How to complete this task: Will you write out all the entries below exactly?

[Items from an interface collection]

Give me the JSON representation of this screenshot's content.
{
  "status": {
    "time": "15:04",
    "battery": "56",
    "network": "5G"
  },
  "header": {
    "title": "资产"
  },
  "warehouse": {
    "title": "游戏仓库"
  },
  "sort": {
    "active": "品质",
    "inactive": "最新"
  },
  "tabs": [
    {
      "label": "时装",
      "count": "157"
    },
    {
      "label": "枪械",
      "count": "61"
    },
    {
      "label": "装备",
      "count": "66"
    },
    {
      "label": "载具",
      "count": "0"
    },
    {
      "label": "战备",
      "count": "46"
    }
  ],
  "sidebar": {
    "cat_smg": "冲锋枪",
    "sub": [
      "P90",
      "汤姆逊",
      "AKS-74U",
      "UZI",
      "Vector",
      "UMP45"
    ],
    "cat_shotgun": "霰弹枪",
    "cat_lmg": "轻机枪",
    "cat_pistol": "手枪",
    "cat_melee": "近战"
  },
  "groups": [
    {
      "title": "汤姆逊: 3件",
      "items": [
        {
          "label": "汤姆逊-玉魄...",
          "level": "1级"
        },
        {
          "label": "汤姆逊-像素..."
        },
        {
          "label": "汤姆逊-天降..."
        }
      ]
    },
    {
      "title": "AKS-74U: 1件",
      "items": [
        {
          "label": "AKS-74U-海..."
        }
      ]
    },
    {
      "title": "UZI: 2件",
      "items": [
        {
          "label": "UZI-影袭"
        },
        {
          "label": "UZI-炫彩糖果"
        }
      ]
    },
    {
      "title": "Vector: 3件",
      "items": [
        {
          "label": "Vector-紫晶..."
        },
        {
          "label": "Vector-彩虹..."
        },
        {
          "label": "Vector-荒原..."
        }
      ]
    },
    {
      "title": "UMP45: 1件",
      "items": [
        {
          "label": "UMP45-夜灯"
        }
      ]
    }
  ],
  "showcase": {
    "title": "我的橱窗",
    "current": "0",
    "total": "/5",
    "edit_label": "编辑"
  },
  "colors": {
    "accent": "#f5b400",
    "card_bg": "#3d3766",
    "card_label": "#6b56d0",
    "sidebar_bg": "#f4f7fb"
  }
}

Answer box:
Give me the JSON representation of this screenshot's content.
{
  "status": {
    "time": "15:04",
    "battery": "56",
    "network": "5G"
  },
  "header": {
    "title": "资产"
  },
  "warehouse": {
    "title": "游戏仓库"
  },
  "sort": {
    "active": "品质",
    "inactive": "最新"
  },
  "tabs": [
    {
      "label": "时装",
      "count": "157"
    },
    {
      "label": "枪械",
      "count": "61"
    },
    {
      "label": "装备",
      "count": "66"
    },
    {
      "label": "载具",
      "count": "0"
    },
    {
      "label": "战备",
      "count": "46"
    }
  ],
  "sidebar": {
    "cat_smg": "冲锋枪",
    "sub": [
      "P90",
      "汤姆逊",
      "AKS-74U",
      "UZI",
      "Vector",
      "UMP45"
    ],
    "cat_shotgun": "霰弹枪",
    "cat_lmg": "轻机枪",
    "cat_pistol": "手枪",
    "cat_melee": "近战"
  },
  "groups": [
    {
      "title": "汤姆逊: 3件",
      "items": [
        {
          "label": "汤姆逊-玉魄...",
          "level": "1级"
        },
        {
          "label": "汤姆逊-像素..."
        },
        {
          "label": "汤姆逊-天降..."
        }
      ]
    },
    {
      "title": "AKS-74U: 1件",
      "items": [
        {
          "label": "AKS-74U-海..."
        }
      ]
    },
    {
      "title": "UZI: 2件",
      "items": [
        {
          "label": "UZI-影袭"
        },
        {
          "label": "UZI-炫彩糖果"
        }
      ]
    },
    {
      "title": "Vector: 3件",
      "items": [
        {
          "label": "Vector-紫晶..."
        },
        {
          "label": "Vector-彩虹..."
        },
        {
          "label": "Vector-荒原..."
        }
      ]
    },
    {
      "title": "UMP45: 1件",
      "items": [
        {
          "label": "UMP45-夜灯"
        }
      ]
    }
  ],
  "showcase": {
    "title": "我的橱窗",
    "current": "0",
    "total": "/5",
    "edit_label": "编辑"
  },
  "colors": {
    "accent": "#f5b400",
    "card_bg": "#3d3766",
    "card_label": "#6b56d0",
    "sidebar_bg": "#f4f7fb"
  }
}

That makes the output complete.